Russian President Vladimir Putin is holding a meeting in Sochi with his Turkish counterpart, Recep Tayyip Erdogan, and Hassan Rouhani of Iran to share their views on Syrian reconciliation. The three countries previously agreed to be guarantors of the Syrian peace process.

Welcoming his dignitary guests, Putin said the meeting comes at a crucial moment in the Syrian armed conflict, when there is an opportunity to end it.

The militants in Syria have sustained a decisive blow, and now there is a realistic chance to end the multiyear civil war,” he said. This would require giving the Syrians a period of peace, during which they would be able to settle their differences, Putin added. This will require compromise by all parties in Syria, both the government and the rebels, he stressed.

Rouhani said that the crisis in Syria has been exacerbated from the start and seriously prolonged by the foreign meddling, including “supplying and arming and other forms of support of militant groups. These consequently formed the core of the terrorist groups Islamic State and Al-Nusra Front.”

Erdogan said the three nations had already helped in resolving the situation in Syria to a large degree through the so-called ‘Astana process’ – several rounds of negotiations sponsored by Russia, Iran and Turkey and hosted by Kazakhstan. “But we don’t consider this result sufficient and believe that all stakeholders must put effort into a political resolution of the conflict, which the Syrian people would accept,” he added.

Last week, the Kremlin confirmed the meeting, which is intended “to have an in-depth exchange of opinions on Syrian reconciliation, particularly in light of common successful work within the Astana format.” 

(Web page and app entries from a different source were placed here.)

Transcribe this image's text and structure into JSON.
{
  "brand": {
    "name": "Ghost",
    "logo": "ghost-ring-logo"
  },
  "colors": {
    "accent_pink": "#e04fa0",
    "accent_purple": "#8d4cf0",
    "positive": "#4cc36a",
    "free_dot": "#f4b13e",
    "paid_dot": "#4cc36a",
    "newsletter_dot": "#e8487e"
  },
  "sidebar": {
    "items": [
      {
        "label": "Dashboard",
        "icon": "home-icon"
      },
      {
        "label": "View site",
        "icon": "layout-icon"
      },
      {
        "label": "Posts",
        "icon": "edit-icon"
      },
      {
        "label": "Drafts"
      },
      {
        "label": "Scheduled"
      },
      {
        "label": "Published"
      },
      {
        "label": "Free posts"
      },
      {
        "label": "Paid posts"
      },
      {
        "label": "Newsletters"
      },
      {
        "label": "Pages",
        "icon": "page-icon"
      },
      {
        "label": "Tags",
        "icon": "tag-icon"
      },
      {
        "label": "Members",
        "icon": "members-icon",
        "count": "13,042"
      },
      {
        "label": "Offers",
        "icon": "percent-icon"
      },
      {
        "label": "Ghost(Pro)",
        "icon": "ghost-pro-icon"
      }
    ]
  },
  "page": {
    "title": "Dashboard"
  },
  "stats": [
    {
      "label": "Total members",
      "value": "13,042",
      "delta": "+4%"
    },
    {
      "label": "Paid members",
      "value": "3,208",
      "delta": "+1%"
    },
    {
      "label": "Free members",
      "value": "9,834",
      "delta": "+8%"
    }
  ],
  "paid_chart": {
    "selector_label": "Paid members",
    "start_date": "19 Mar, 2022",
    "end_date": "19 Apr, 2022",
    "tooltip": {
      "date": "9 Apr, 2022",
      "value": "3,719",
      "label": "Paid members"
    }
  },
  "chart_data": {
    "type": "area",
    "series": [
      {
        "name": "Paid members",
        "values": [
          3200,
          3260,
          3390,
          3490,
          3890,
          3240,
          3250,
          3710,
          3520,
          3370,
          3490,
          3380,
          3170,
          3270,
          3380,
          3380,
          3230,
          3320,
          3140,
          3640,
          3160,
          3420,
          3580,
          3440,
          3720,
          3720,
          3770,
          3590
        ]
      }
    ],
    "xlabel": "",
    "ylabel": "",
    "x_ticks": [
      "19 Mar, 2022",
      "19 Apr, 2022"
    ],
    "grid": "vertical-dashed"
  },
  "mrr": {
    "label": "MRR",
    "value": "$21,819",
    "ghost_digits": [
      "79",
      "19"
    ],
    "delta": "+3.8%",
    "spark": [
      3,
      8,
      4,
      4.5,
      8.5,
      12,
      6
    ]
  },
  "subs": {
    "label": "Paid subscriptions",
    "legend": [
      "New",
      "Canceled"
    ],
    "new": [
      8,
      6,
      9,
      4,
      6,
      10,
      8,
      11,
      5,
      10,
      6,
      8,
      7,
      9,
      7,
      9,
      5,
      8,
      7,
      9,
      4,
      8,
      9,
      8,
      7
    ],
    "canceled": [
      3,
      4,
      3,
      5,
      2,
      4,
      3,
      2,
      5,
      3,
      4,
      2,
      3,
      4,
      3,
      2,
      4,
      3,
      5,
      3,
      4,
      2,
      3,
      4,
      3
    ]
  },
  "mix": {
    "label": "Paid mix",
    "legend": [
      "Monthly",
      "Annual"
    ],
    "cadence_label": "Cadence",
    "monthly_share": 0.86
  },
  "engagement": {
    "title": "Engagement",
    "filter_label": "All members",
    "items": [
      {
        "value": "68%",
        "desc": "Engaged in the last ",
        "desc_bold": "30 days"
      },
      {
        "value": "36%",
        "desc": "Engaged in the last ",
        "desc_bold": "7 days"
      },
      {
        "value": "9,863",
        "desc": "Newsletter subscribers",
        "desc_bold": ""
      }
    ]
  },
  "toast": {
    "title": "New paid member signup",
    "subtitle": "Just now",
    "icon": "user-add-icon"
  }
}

The three leaders “are planning to discuss further steps to ensure long-term stability in this country” amid “the successes in combatting terrorism and visible reduction of violence in Syria,” the Kremlin statement said.

The Sochi summit will also lay the groundwork for the National Dialogue Congress, which will bring to the table both the Syrian government and various sectarian groups willing to enter into talks with Damascus. Ankara, however, is reluctant to hold direct talks with the Kurds, while the Syrian opposition remains skeptical about discussing peacemaking efforts with the government.

Iranian leader Rouhani said on Wednesday that it was crucial that the trilateral meeting sought to find ways to reconcile the Syrian government and opposition groupings. “It is important that consultations are held in this summit [in Sochi] about that congress, which should be in the Syrian people’s interests eventually,” President Rouhani said before leaving for Russia, as cited by Tasnim news agency.

The summit comes just days after a surprise meeting between Putin and Syrian President Bashar Assad, who unexpectedly visited Sochi on Monday. Assad, whose forces have been fighting terrorists in Syria since 2011, said that it was due to Russian support that Syria still existed as a state.

Previously, Putin also held telephone conversations with US President Donald Trump and Saudi King Salman bin Abdulaziz. Russian Foreign Minister Sergey Lavrov said that Moscow and Washington had reached “a fairly sustainable cooperation” on Syria, though there were “huge problems in condemning terrorists and extremists.”